End, The - (Original Trailer) Burt Reynolds is dying so he hires loony Dom DeLuise to kill him in the comedy The End (1978).
Man Who Loved Cat Dancing, The - (Original Trailer) A vengeful outlaw (Burt Reynolds) protects a woman from his gang in The Man Who Loved Cat Dancing (1973).
Deliverance - (Pan-and-scan trailer) Four city businessmen find danger and death in the Georgia backwoods in John Boorman's Deliverance (1972) starring Burt Reynolds and Jon Voight.
Smokey And The Bandit - (Original Trailer) The Bandit (Burt Reynolds) clears the road of Smokey (Jackie Gleason) for a cross-country beer run in Smokey And The Bandit (1977).

Family

Burton Leon Reynolds Sr
Father
Former police chief. Was chief in Riviera Beach, Florida.
Fern Reynolds
Mother
Died on May 5, 1992 at age 90.
Quinton Reynolds
Son
Adopted with Loni Anderson; born c. 1988.

Companions

Judy Carne
Wife
Actor; comedian. Divorced; best remembered as one of the cast regulars on TV's "Rowan and Martin's Laugh-In".
Dinah Shore
Companion
Talk show host, singer, actor. Worked together on TV in such lighthearted fare as "How to Handle a Woman" (NBC, 1972), "Dinah in Search of the Ideal Man" (NBC, 1973), and "Burt Reynolds' Late Show" (NBC, 1973); reunited for "Dinah Shore: A Special Conversation with Burt Reynolds" (TNN, 1991).
Sally Field
Companion
Actor. Had five-year relationship (1977-82); worked together in several films, the best known of which was "Smokey and the Bandit" (1977).
Loni Anderson
Wife
Actor. Married on April 29, 1988 in Jupiter, Florida; best known for her role on the TV sitcom, "WKRP in Cincinnati" (CBS, 1978-1982); filed for divorce in June 1993; their separation was much publicized in the tabloids.
Pam Seals
Companion
Cocktail lounge manager, former professional cheerleader. Became involved with Reynolds approximately a year and a half before his separation from Loni Anderson; born c. 1958; announced engagement in 1998.

Bibliography

"My Life"
Burt Reynolds (1994)

Notes

He has an official website at www.burtreynolds.com

Unfounded AIDS rumors circulated when Reynolds was suffering from temporomandibular-joint disorder in the 1980s. In the early 90s, Reynolds spoke frankly about his severe illnesses, depression, financial troubles, and substance abuse problems during his career low point in the mid- and late 80s.

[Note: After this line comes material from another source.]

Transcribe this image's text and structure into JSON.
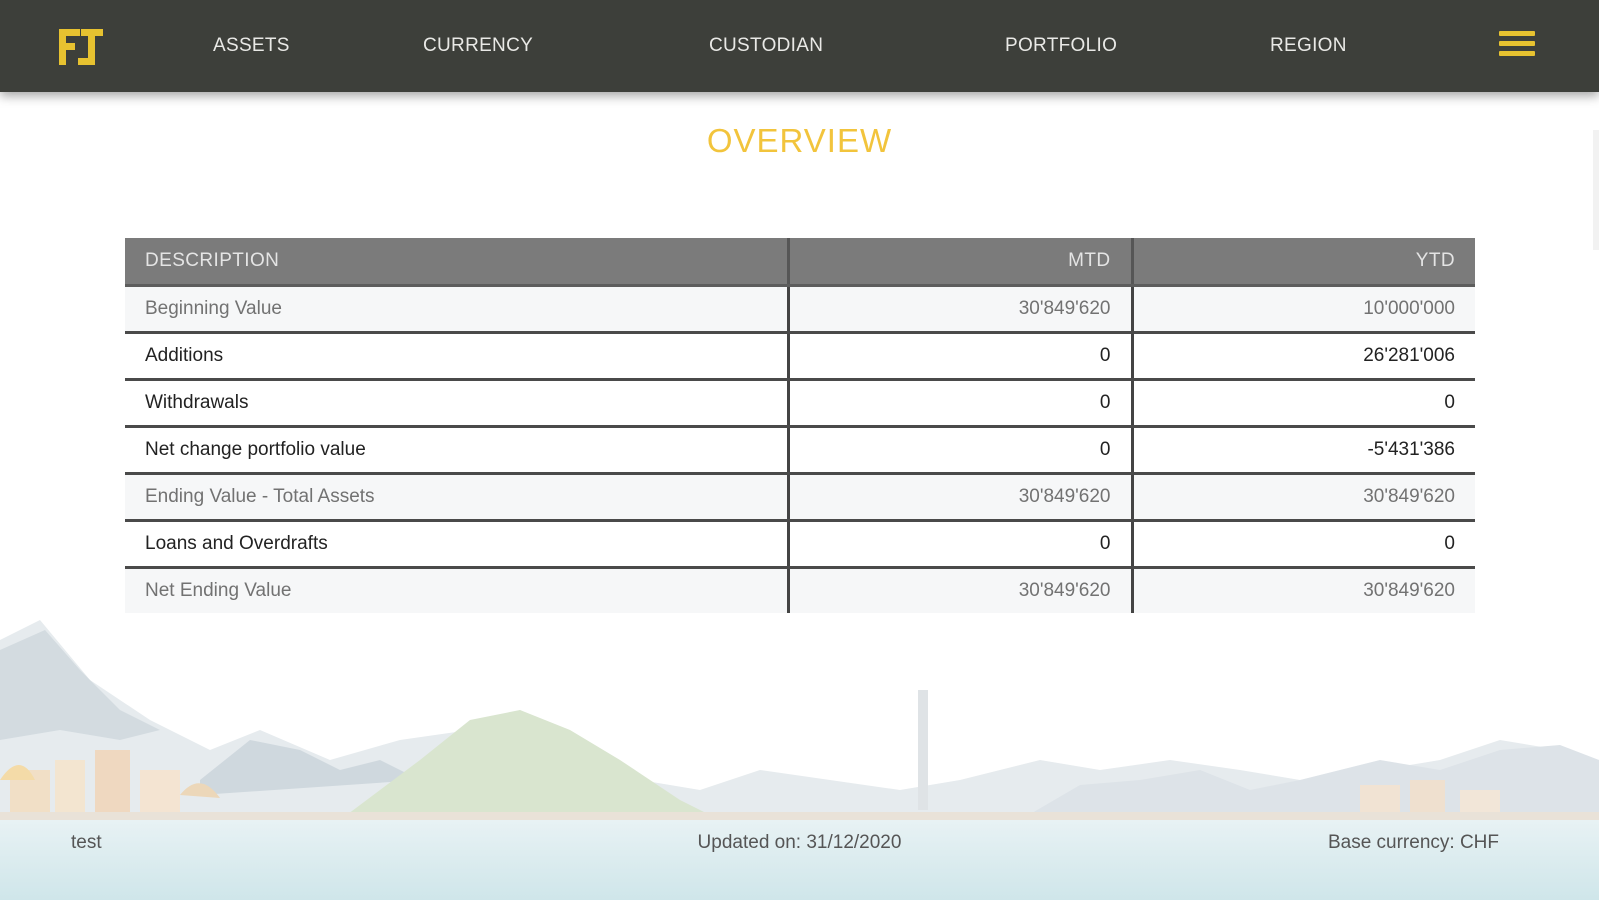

Created $1 million endowed chair, Burt Reynolds Chair in Professional and Regional Theatre at Florida State University.

Honored with the American Cancer Society's Lifetime Achievement Award in 1991.

"I feel like a grown-up now. I wish I could have been a couple years ago ... I've made bad judgments in terms of people, not cherishing and loving and giving my soul to the right ones (his voice catching as he refers to Dinah Shore and Sally Field), and I regret that I do not have the dignity of Ricardo Montalban, the class of Dean Martin, or the humor of Bill Cosby. I DO have the heart of a lion."---Burt Reynolds to Entertainment Weekly, October 7, 1994.

"My career has been like a heart-attack victim's. I was down at the bottom of the cellar and came back to the top."---Reynolds to EW, April 29/May 6, 2005.